Records follow. Select each line holding "exercise".

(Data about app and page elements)
%%
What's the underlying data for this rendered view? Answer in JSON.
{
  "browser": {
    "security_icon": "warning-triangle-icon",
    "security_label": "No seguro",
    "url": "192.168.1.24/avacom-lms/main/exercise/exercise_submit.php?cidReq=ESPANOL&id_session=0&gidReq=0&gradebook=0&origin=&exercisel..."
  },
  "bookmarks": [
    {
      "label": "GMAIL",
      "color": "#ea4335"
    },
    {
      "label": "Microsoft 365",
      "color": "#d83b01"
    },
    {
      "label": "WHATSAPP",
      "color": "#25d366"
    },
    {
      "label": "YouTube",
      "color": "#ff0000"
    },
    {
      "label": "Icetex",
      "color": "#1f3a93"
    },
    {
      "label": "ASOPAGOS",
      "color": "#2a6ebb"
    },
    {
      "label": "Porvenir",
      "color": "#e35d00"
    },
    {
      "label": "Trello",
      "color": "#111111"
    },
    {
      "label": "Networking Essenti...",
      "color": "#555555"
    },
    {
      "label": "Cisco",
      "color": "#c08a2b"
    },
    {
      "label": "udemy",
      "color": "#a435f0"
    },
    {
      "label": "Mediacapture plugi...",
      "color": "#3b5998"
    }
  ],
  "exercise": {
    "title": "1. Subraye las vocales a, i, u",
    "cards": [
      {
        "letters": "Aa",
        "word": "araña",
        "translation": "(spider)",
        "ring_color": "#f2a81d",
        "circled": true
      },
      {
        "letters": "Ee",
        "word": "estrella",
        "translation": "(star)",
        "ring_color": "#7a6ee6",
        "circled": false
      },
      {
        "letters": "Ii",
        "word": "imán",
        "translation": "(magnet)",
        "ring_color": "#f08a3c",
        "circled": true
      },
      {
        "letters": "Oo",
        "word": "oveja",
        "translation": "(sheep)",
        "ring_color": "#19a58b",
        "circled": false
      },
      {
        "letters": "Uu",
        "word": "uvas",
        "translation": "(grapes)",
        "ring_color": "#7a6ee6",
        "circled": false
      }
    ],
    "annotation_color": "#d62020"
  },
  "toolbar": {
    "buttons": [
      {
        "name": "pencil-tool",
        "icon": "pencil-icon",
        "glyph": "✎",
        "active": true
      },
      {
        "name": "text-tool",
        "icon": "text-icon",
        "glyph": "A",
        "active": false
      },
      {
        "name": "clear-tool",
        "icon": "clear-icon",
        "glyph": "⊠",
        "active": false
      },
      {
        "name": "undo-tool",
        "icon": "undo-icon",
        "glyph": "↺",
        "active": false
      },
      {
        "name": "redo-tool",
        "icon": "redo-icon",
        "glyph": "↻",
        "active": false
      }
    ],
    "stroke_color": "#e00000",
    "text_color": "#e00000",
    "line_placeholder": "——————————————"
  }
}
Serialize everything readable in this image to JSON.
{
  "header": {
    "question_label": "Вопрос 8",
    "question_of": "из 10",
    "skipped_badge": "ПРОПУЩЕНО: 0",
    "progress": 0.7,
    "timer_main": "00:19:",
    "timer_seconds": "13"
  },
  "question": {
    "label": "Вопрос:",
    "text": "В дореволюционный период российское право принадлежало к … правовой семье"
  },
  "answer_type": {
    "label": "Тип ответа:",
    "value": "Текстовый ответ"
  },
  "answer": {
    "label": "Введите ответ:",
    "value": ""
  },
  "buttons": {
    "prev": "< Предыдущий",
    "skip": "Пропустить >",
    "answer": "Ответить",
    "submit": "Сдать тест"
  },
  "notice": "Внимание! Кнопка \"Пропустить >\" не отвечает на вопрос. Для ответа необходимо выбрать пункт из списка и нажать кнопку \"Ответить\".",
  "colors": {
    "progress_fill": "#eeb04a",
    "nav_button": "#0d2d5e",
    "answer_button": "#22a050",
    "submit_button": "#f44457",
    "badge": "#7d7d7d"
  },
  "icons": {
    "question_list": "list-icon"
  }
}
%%
◆ Written response ◆
    "url": "192.168.1.24/avacom-lms/main/exercise/exercise_submit.php?cidReq=ESPANOL&id_session=0&gidReq=0&gradebook=0&origin=&exercisel..."
  "exercise": {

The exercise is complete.